Problem details:
Please return the lines of the data that contain "true".

Input material:
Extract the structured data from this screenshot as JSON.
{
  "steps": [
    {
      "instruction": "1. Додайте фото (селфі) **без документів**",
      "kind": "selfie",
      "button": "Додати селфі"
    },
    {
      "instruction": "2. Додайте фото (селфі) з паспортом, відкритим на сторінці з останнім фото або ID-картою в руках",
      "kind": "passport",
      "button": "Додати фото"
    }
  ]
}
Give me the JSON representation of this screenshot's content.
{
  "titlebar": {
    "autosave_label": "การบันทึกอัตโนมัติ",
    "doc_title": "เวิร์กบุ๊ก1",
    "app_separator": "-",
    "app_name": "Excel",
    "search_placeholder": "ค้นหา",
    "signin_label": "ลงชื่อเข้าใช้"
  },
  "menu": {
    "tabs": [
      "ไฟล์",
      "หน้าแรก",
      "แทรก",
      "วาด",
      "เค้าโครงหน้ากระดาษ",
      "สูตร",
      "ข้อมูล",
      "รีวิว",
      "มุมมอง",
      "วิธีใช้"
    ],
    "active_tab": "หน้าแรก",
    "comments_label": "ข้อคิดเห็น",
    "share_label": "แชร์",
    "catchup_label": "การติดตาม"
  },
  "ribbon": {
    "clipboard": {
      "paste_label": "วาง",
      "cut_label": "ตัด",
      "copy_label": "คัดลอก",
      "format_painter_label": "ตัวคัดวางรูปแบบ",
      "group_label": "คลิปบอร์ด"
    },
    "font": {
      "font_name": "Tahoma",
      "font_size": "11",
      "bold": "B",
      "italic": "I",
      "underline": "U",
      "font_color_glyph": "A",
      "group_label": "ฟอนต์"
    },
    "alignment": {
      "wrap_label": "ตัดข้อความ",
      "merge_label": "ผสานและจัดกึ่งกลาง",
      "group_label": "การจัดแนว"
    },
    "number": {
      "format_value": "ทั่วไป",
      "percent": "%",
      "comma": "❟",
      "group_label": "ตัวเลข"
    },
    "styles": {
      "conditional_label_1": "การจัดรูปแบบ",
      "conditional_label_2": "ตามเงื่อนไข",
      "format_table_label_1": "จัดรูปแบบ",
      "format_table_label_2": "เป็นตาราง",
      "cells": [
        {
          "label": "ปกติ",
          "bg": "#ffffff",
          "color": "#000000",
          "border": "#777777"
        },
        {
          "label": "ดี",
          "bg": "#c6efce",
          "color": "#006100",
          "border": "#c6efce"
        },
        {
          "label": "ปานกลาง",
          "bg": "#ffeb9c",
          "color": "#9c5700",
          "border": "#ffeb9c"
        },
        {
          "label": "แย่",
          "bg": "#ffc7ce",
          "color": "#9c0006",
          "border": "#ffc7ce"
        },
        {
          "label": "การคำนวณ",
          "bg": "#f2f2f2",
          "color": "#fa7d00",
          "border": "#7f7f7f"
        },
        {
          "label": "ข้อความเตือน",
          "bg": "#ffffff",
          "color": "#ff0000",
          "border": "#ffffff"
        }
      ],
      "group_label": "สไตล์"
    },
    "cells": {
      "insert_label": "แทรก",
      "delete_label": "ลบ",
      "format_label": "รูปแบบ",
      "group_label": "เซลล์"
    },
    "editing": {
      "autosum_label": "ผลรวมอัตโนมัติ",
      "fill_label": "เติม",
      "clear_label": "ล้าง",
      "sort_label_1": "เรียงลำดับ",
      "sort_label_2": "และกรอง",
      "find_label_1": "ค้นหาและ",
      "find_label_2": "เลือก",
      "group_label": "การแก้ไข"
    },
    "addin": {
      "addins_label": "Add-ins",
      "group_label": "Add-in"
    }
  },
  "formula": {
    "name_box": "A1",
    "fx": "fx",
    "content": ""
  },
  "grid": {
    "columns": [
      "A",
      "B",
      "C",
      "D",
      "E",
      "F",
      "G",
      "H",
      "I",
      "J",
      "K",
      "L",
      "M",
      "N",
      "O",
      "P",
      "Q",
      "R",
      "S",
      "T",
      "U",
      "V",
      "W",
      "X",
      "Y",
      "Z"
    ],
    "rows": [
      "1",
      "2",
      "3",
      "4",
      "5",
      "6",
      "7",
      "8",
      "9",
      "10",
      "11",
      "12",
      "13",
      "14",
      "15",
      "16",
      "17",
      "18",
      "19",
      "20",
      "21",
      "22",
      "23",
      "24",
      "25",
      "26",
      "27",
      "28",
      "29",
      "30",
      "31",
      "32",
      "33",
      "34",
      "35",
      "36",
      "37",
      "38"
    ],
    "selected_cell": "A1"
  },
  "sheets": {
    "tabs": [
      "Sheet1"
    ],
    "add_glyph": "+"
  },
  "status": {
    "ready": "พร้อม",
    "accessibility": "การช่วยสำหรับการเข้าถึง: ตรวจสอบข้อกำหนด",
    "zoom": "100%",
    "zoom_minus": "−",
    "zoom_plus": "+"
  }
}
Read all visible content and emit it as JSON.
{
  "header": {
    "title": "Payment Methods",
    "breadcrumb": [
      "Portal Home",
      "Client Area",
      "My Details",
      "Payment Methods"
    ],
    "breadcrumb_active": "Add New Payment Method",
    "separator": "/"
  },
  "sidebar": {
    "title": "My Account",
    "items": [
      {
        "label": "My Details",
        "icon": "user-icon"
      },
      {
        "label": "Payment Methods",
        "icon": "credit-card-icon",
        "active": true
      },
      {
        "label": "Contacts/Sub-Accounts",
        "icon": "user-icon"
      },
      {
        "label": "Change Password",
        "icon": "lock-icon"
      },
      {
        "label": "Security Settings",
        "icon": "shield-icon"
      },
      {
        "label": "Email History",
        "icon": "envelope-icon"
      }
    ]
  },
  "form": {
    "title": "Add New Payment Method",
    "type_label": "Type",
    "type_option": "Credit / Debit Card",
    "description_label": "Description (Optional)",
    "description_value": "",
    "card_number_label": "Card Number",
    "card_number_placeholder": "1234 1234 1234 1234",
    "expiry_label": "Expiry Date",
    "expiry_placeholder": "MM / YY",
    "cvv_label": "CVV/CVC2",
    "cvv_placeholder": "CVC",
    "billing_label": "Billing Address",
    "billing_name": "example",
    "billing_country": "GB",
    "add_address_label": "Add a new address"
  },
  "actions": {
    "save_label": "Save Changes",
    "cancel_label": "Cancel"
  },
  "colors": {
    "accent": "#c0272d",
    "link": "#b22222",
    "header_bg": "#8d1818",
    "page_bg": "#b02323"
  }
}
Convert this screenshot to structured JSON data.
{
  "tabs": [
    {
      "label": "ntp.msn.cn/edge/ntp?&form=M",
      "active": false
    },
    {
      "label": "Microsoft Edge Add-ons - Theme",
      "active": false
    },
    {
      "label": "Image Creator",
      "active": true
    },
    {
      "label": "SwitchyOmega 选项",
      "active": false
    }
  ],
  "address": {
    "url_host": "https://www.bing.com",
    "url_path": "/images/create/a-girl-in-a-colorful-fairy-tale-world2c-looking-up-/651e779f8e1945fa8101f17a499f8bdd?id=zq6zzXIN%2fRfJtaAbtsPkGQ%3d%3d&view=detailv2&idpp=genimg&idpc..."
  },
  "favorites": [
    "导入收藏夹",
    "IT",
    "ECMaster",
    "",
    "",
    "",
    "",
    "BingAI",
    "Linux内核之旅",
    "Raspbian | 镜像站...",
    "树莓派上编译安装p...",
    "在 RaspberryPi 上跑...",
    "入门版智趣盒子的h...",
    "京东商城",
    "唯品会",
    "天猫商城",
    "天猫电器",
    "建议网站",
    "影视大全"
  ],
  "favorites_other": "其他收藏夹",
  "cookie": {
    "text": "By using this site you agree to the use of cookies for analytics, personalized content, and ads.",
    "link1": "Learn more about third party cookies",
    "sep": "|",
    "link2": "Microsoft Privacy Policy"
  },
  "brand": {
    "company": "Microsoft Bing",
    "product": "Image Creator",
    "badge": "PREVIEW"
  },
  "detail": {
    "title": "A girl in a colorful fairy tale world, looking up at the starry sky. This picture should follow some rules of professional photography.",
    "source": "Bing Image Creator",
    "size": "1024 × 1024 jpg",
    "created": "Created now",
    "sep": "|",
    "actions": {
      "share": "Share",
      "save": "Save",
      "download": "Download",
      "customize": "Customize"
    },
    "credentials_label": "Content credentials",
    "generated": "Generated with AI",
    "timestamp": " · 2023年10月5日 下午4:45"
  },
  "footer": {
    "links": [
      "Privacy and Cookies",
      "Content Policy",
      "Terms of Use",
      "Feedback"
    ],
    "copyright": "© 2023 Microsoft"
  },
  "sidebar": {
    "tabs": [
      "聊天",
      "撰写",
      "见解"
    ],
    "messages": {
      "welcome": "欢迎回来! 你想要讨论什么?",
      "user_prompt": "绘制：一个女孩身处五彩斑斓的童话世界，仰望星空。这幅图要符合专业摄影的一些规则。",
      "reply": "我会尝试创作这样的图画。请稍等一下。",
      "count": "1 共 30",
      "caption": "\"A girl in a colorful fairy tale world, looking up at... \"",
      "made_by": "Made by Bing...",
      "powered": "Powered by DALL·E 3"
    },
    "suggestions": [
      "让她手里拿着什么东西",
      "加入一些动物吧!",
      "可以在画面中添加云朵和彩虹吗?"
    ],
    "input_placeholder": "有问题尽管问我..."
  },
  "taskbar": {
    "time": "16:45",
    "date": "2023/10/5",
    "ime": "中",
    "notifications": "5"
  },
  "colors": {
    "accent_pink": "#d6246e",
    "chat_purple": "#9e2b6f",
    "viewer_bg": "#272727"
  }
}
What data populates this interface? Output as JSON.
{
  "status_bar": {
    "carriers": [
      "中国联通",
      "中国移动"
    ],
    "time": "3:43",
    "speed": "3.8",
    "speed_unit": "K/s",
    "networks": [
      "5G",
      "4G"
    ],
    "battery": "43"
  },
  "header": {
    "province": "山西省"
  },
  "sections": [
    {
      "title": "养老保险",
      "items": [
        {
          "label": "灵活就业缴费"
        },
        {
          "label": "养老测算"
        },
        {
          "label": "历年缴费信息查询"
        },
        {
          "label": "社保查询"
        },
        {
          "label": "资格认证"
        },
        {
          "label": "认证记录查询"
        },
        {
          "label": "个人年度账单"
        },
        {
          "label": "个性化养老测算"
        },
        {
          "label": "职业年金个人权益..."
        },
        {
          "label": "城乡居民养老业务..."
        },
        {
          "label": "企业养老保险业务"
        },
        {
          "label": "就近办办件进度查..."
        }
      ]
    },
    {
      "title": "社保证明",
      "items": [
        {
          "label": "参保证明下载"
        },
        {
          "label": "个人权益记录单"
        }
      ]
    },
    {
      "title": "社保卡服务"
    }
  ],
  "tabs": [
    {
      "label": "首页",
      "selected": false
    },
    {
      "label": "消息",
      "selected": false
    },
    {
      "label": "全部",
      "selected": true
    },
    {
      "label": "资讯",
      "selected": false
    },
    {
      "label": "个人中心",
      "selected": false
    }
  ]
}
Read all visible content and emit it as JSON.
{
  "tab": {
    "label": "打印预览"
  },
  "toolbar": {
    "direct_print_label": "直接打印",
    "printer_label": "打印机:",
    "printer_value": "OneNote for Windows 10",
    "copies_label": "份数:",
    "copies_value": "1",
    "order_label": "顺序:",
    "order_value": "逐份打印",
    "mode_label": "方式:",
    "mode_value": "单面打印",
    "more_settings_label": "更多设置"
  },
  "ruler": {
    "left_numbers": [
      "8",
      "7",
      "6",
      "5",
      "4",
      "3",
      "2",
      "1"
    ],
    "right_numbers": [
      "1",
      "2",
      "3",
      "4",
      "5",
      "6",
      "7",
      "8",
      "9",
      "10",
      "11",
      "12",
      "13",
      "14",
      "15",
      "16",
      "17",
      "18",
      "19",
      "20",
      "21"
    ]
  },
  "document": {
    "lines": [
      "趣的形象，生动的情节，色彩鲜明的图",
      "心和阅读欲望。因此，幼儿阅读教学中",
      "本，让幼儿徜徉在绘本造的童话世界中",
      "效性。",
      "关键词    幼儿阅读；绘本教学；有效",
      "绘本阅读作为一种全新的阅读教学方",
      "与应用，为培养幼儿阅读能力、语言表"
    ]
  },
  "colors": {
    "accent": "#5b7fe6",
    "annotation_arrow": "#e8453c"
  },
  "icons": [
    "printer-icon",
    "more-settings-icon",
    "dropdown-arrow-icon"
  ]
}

The answer:
        "active": true
      "active": true
      "selected": true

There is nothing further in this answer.